In an era where most telephone book-sized auction catalogs head straight to the recycling bin after the sale is concluded. This is one catalog that I’m sure will find a permanent home on the shelves of a number of medal collectors and researchers. Hat tip to the cataloging team (which I assume included the heavy involvement of John Kraljevich) for the outstanding effort and great lot-by-lot content.
State Department Life Saving Medal
Numismatic Americana is one of our hobby’s most exciting areas of study. Not only do collectors have a rich catalog of medals and tokens struck to commemorative our nation’s greatest patriots and public figures, but we also see a number of objects produced to recognize ordinary people thrust into extraordinary circumstances.
Lot 142 is an undated State Department Life Saving medal, which is believed to have been issued in 1861. This gold medal is one of 19 struck between 1860 and 1874 and was awarded to British Captain Joseph Spear Wallis for his rescue of passengers from the American ship David Brown, which sunk in the Atlantic in January 1861. The rescue occurred midway between South America and north-western Africa, where those onboard weathered the open ocean for more than 10 days before rescue.
This impressive medal is beautifully engraved and is graded MS-60 by NGC.
Current Bid: $19,000
It has been a wild two years for paper money collecting, both on the auction block and behind the scenes. On a personal/professional level, this has been the year where I began my first deep dive into U.S. paper money study. This, despite the fact that my oftentimes co-writer, CoinWeek Assistant Editor Hubert Walker and I, have taken home two NLG Awards for articles on the subject. Capturing my interest was the multi-session sale of the collection of Books-A-Million / Whitman Publishing owner Joel R. Anderson. That dream collection of obsolete notes, collecting over several decades, contained many million-dollar rarities and more than a few unique pieces. This note, an 1865 $500 Interest Bearing Note (Fr 212f) signed by Colby and Spinner was one of them.

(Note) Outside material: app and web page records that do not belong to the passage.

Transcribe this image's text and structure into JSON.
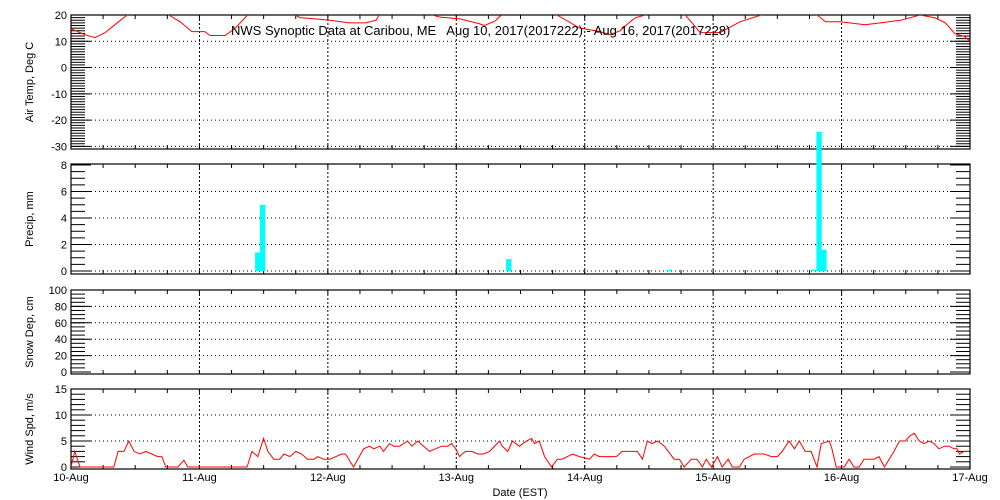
{
  "chart_data": {
    "type": "line",
    "title": "NWS Synoptic Data at Caribou, ME   Aug 10, 2017(2017222) - Aug 16, 2017(2017228)",
    "xlabel": "Date (EST)",
    "x_units": "hours since 10-Aug 00:00 EST",
    "xlim": [
      0,
      168
    ],
    "x_ticks": [
      {
        "value": 0,
        "label": "10-Aug"
      },
      {
        "value": 24,
        "label": "11-Aug"
      },
      {
        "value": 48,
        "label": "12-Aug"
      },
      {
        "value": 72,
        "label": "13-Aug"
      },
      {
        "value": 96,
        "label": "14-Aug"
      },
      {
        "value": 120,
        "label": "15-Aug"
      },
      {
        "value": 144,
        "label": "16-Aug"
      },
      {
        "value": 168,
        "label": "17-Aug"
      }
    ],
    "grid": true,
    "panels": [
      {
        "id": "air-temp",
        "type": "line",
        "ylabel": "Air Temp, Deg C",
        "ylim": [
          -31,
          20
        ],
        "yticks": [
          20,
          10,
          0,
          -10,
          -20,
          -30
        ],
        "minor_step": 1,
        "color": "#ff0000",
        "series": [
          {
            "name": "Air Temp",
            "x": [
              0,
              2.6,
              4.5,
              6.4,
              8.2,
              10.5,
              15,
              20.4,
              22.6,
              25,
              26,
              28.8,
              30.7,
              33,
              38,
              42.8,
              45.6,
              48.4,
              52,
              55,
              57,
              57.6,
              62,
              67.5,
              69,
              72.7,
              76.4,
              77.3,
              79.3,
              80.2,
              86,
              90.8,
              95,
              98.9,
              100.7,
              102.6,
              104.5,
              105.4,
              107.3,
              110,
              114.8,
              117.6,
              121.3,
              125,
              129,
              134,
              139.4,
              141,
              143.7,
              148.4,
              151.2,
              155,
              158.7,
              161.5,
              163.4,
              165.2,
              167,
              168
            ],
            "y": [
              14.8,
              12.5,
              11.4,
              13.3,
              16.3,
              20,
              24,
              17.4,
              13.7,
              13.7,
              12.2,
              12.2,
              15,
              20,
              24.5,
              19,
              18.5,
              18,
              17,
              17,
              18,
              20,
              24,
              20,
              19.2,
              18.5,
              16.6,
              16,
              17.8,
              19.6,
              25,
              20,
              15.1,
              13.7,
              12.5,
              14,
              17.4,
              18.9,
              20,
              25,
              20,
              13.3,
              13.3,
              17.4,
              20,
              24,
              20,
              17.4,
              17.4,
              16.3,
              17,
              18,
              20,
              18.9,
              17,
              12.9,
              11.8,
              10
            ]
          }
        ]
      },
      {
        "id": "precip",
        "type": "bar",
        "ylabel": "Precip, mm",
        "ylim": [
          0,
          8
        ],
        "yticks": [
          8,
          6,
          4,
          2,
          0
        ],
        "minor_step": 0.5,
        "color": "#00ffff",
        "bar_width_hours": 1,
        "bars": {
          "x": [
            34.9,
            35.8,
            81.8,
            111.8,
            138.9,
            139.8,
            140.7
          ],
          "y": [
            1.4,
            5.0,
            0.9,
            0.1,
            0.1,
            10.5,
            1.6
          ]
        }
      },
      {
        "id": "snow-depth",
        "type": "line",
        "ylabel": "Snow Dep, cm",
        "ylim": [
          0,
          100
        ],
        "yticks": [
          100,
          80,
          60,
          40,
          20,
          0
        ],
        "minor_step": 5,
        "color": "#ff0000",
        "series": []
      },
      {
        "id": "wind-speed",
        "type": "line",
        "ylabel": "Wind Spd, m/s",
        "ylim": [
          0,
          15
        ],
        "yticks": [
          15,
          10,
          5,
          0
        ],
        "minor_step": 1,
        "color": "#ff0000",
        "series": [
          {
            "name": "Wind Speed",
            "x": [
              0,
              0.7,
              1.7,
              8,
              8.8,
              9.9,
              10.8,
              11.8,
              12.9,
              14,
              15.1,
              16.2,
              17,
              17.7,
              20,
              21.1,
              21.8,
              32.9,
              33.8,
              34.9,
              36,
              36.8,
              37.9,
              39,
              39.8,
              40.9,
              42,
              43.1,
              44.2,
              45.4,
              46.1,
              47.2,
              48.4,
              49.5,
              50.6,
              51.3,
              52.8,
              53.6,
              54.7,
              55.8,
              56.6,
              57.7,
              58.4,
              59.5,
              60.3,
              61.4,
              62.9,
              63.7,
              64.8,
              65.9,
              67,
              68.1,
              69.3,
              70.4,
              71.1,
              71.9,
              72.6,
              73.7,
              74.9,
              76,
              77.1,
              78.2,
              80.1,
              80.6,
              81.6,
              82.5,
              83.8,
              85.1,
              86.1,
              86.6,
              87.5,
              88.5,
              89.8,
              90.9,
              91.8,
              93.7,
              95,
              96.9,
              97.8,
              98.7,
              101.9,
              103,
              105.8,
              106.8,
              107.7,
              108.6,
              109.6,
              110.9,
              112.7,
              113.7,
              114.6,
              115.9,
              117,
              118,
              118.7,
              119.7,
              120.8,
              121.7,
              122.8,
              123.6,
              124.9,
              125.8,
              127.7,
              129.5,
              130.9,
              132,
              132.9,
              134.2,
              135.2,
              136.1,
              137.2,
              138.3,
              139.4,
              140.2,
              141.7,
              142.2,
              143,
              144.5,
              145.4,
              146.3,
              147.3,
              148.2,
              150.1,
              151,
              152,
              152.9,
              153.8,
              154.8,
              155.9,
              156.8,
              157.6,
              158.5,
              159.4,
              160.4,
              161.3,
              162.2,
              163.2,
              164.1,
              165,
              165.6,
              166,
              166.9,
              167.8
            ],
            "y": [
              0,
              3,
              0,
              0,
              3,
              3,
              5,
              3,
              2.5,
              3,
              2.5,
              2,
              2,
              0,
              0,
              1.3,
              0,
              0,
              3,
              2,
              5.5,
              3,
              1.5,
              1.5,
              2.5,
              2,
              3,
              2.5,
              1.5,
              1.5,
              2,
              1.5,
              1.5,
              2,
              2.5,
              2.5,
              0,
              1.5,
              3.5,
              4,
              3.5,
              4,
              3,
              4.5,
              4,
              4,
              5,
              4,
              5,
              4,
              3,
              3.5,
              4,
              4,
              4.5,
              3.5,
              2,
              3,
              3,
              2.5,
              2.5,
              3,
              5,
              4,
              3,
              5,
              4,
              5,
              5.5,
              4.5,
              5,
              2,
              0,
              1.5,
              1.5,
              2.5,
              2,
              1.5,
              2.5,
              2,
              2,
              3,
              3,
              1.5,
              5,
              4.5,
              5,
              4,
              1.5,
              1.5,
              0,
              1.5,
              1.5,
              0,
              1.5,
              0,
              2,
              0,
              1.5,
              0,
              0,
              1.5,
              2.5,
              2.5,
              2,
              2,
              3,
              5,
              3.5,
              5,
              3,
              3,
              0,
              4.5,
              5,
              3.5,
              0,
              0,
              1.5,
              0,
              0,
              1.5,
              1.5,
              2,
              0,
              1.5,
              3,
              5,
              5,
              6,
              6.5,
              5,
              4.5,
              5,
              4.5,
              3.5,
              4,
              4,
              3.5,
              3.5,
              2.5,
              3,
              3
            ]
          }
        ]
      }
    ]
  }
}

The note has a fascinating back story. As told by Stack’s Bowers in the catalog, the note features multiple cancellation marks and contemporary alterations to the serial number that were probably undertaken in an effort to redeem the note a second time. Beneath the note’s official, yet incomplete serial number “7811…” digit is a handwritten complete number of “78116”.
Offered in Session #4, this note, then in a PCGS Currency Very Fine 25 holder sold for $336,000 (with Buyer’s Premium) against a pre-sale estimate of $200,000-$300,000. It is offered here in a PMG holder, where it did cross in the same grade. The reasons for the note’s quick auction turn around are for me to contemplate, but what I can say is that having a shot at this note in November 2019 is a serious opportunity. Quick turnarounds often lead to depressed prices the second go-around and with an opening bid of $180,000 and what is almost certainly a slightly lower temperature on the part of bidders, we may see this piece enter into “bargain” territory.
Pre-Sale Estimate: $300,000-$500,000; Opening Bid: $180,000